**Entries from a dataset of interfaces**
----

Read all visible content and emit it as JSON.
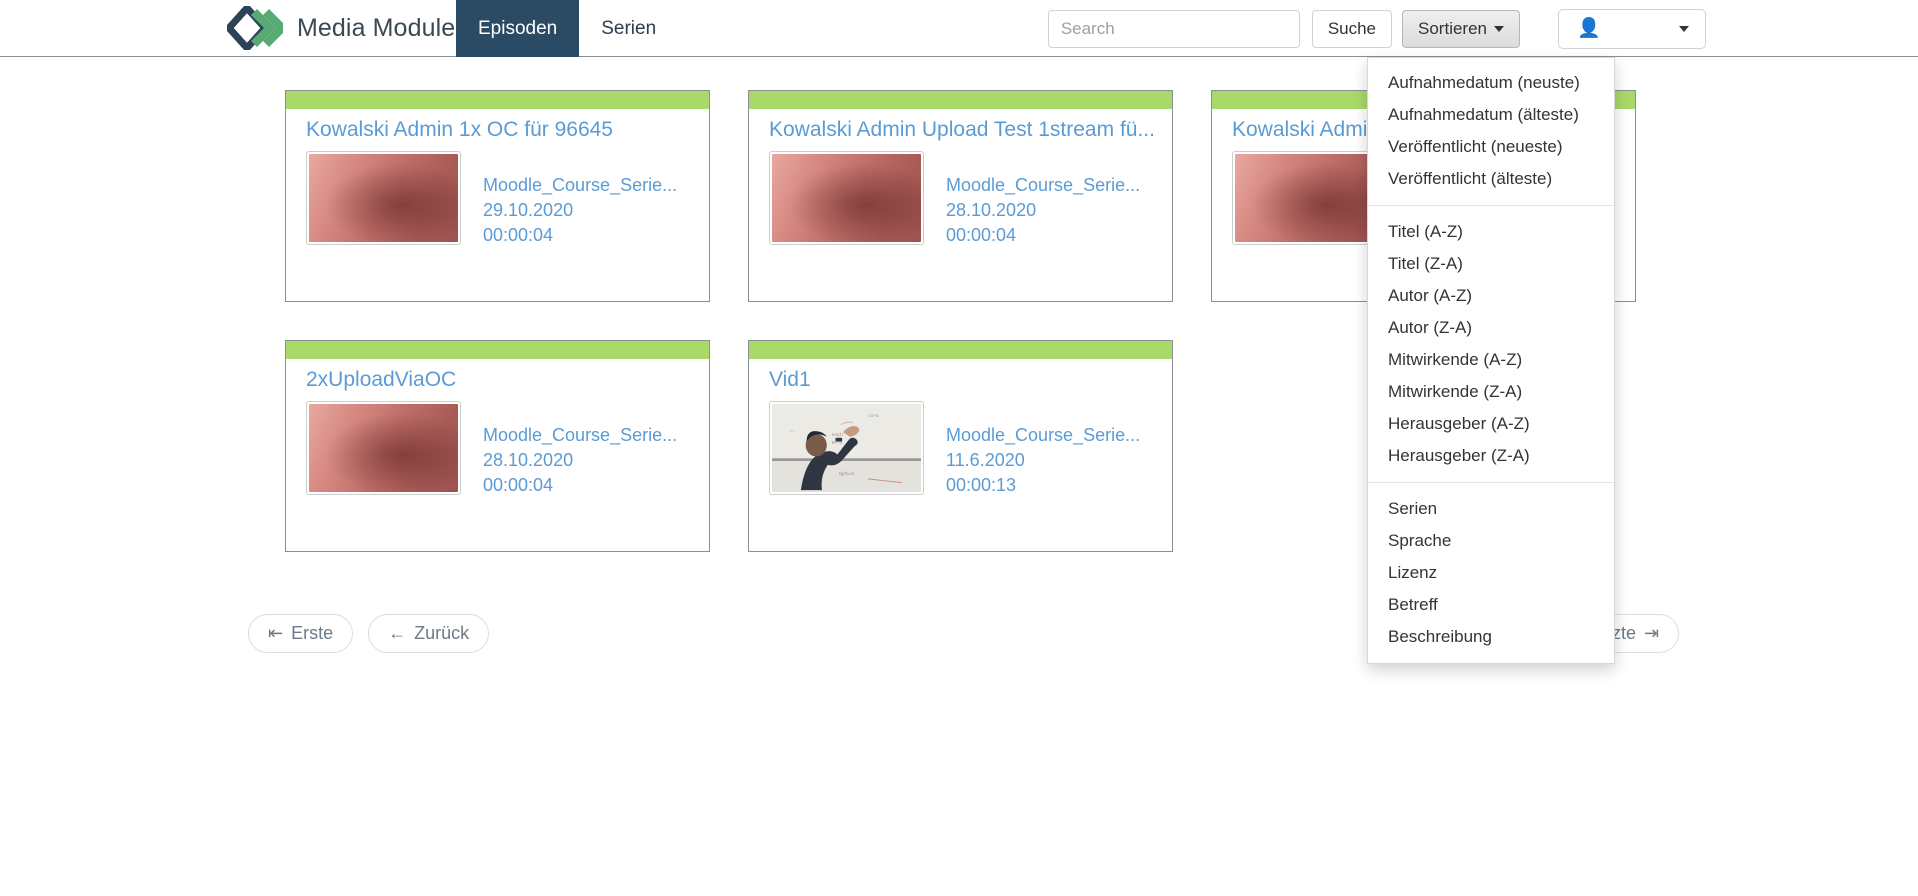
{
  "header": {
    "brand_title": "Media Module",
    "logo_icon": "diamond-chevrons-logo",
    "tabs": [
      {
        "label": "Episoden",
        "active": true
      },
      {
        "label": "Serien",
        "active": false
      }
    ],
    "search": {
      "value": "",
      "placeholder": "Search",
      "icon": "search-input"
    },
    "search_button": "Suche",
    "sort_button": "Sortieren",
    "user_icon": "user-avatar-icon",
    "user_caret_icon": "chevron-down-icon"
  },
  "sort_dropdown": {
    "open": true,
    "groups": [
      {
        "items": [
          "Aufnahmedatum (neuste)",
          "Aufnahmedatum (älteste)",
          "Veröffentlicht (neueste)",
          "Veröffentlicht (älteste)"
        ]
      },
      {
        "items": [
          "Titel (A-Z)",
          "Titel (Z-A)",
          "Autor (A-Z)",
          "Autor (Z-A)",
          "Mitwirkende (A-Z)",
          "Mitwirkende (Z-A)",
          "Herausgeber (A-Z)",
          "Herausgeber (Z-A)"
        ]
      },
      {
        "items": [
          "Serien",
          "Sprache",
          "Lizenz",
          "Betreff",
          "Beschreibung"
        ]
      }
    ]
  },
  "cards": [
    {
      "title": "Kowalski Admin 1x OC für 96645",
      "series": "Moodle_Course_Serie...",
      "date": "29.10.2020",
      "duration": "00:00:04",
      "thumb": "skin-closeup",
      "strip_color": "#a8d969"
    },
    {
      "title": "Kowalski Admin Upload Test 1stream fü...",
      "series": "Moodle_Course_Serie...",
      "date": "28.10.2020",
      "duration": "00:00:04",
      "thumb": "skin-closeup",
      "strip_color": "#a8d969"
    },
    {
      "title": "Kowalski Admin",
      "series": "",
      "date": "",
      "duration": "",
      "thumb": "skin-closeup",
      "strip_color": "#a8d969"
    },
    {
      "title": "2xUploadViaOC",
      "series": "Moodle_Course_Serie...",
      "date": "28.10.2020",
      "duration": "00:00:04",
      "thumb": "skin-closeup",
      "strip_color": "#a8d969"
    },
    {
      "title": "Vid1",
      "series": "Moodle_Course_Serie...",
      "date": "11.6.2020",
      "duration": "00:00:13",
      "thumb": "whiteboard-lecture",
      "strip_color": "#a8d969"
    }
  ],
  "pagination": {
    "first": {
      "label": "Erste",
      "icon": "first-arrow-icon",
      "glyph": "⇤"
    },
    "prev": {
      "label": "Zurück",
      "icon": "left-arrow-icon",
      "glyph": "←"
    },
    "last": {
      "label": "zte",
      "icon": "last-arrow-icon",
      "glyph": "⇥"
    }
  },
  "colors": {
    "accent_green": "#a8d969",
    "link_blue": "#5b9bd5",
    "navy": "#2b4a63"
  }
}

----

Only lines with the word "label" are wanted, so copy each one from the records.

**Finished task**
        "label": "Episoden",
        "label": "Serien",
      "label": "Erste",
      "label": "Zurück",
      "label": "zte",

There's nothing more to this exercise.